PROBLEM: Restate all of the data precisely, omitting nothing.

DATA FOR REVIEW:
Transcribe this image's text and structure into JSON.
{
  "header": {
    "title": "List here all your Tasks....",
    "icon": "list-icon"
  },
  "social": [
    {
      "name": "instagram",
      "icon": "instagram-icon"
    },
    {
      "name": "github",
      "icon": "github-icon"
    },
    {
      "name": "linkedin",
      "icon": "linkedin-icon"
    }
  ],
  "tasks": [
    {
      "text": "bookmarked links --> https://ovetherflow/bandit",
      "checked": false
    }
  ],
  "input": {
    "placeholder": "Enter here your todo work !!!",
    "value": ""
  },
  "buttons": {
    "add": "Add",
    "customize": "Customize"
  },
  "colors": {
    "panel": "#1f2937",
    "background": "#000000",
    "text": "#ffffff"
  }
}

SOLUTION FOR THIS EXERCISE:
Transcribe this image's text and structure into JSON.
{
  "header": {
    "title": "List here all your Tasks....",
    "icon": "list-icon"
  },
  "social": [
    {
      "name": "instagram",
      "icon": "instagram-icon"
    },
    {
      "name": "github",
      "icon": "github-icon"
    },
    {
      "name": "linkedin",
      "icon": "linkedin-icon"
    }
  ],
  "tasks": [
    {
      "text": "bookmarked links --> https://ovetherflow/bandit",
      "checked": false
    }
  ],
  "input": {
    "placeholder": "Enter here your todo work !!!",
    "value": ""
  },
  "buttons": {
    "add": "Add",
    "customize": "Customize"
  },
  "colors": {
    "panel": "#1f2937",
    "background": "#000000",
    "text": "#ffffff"
  }
}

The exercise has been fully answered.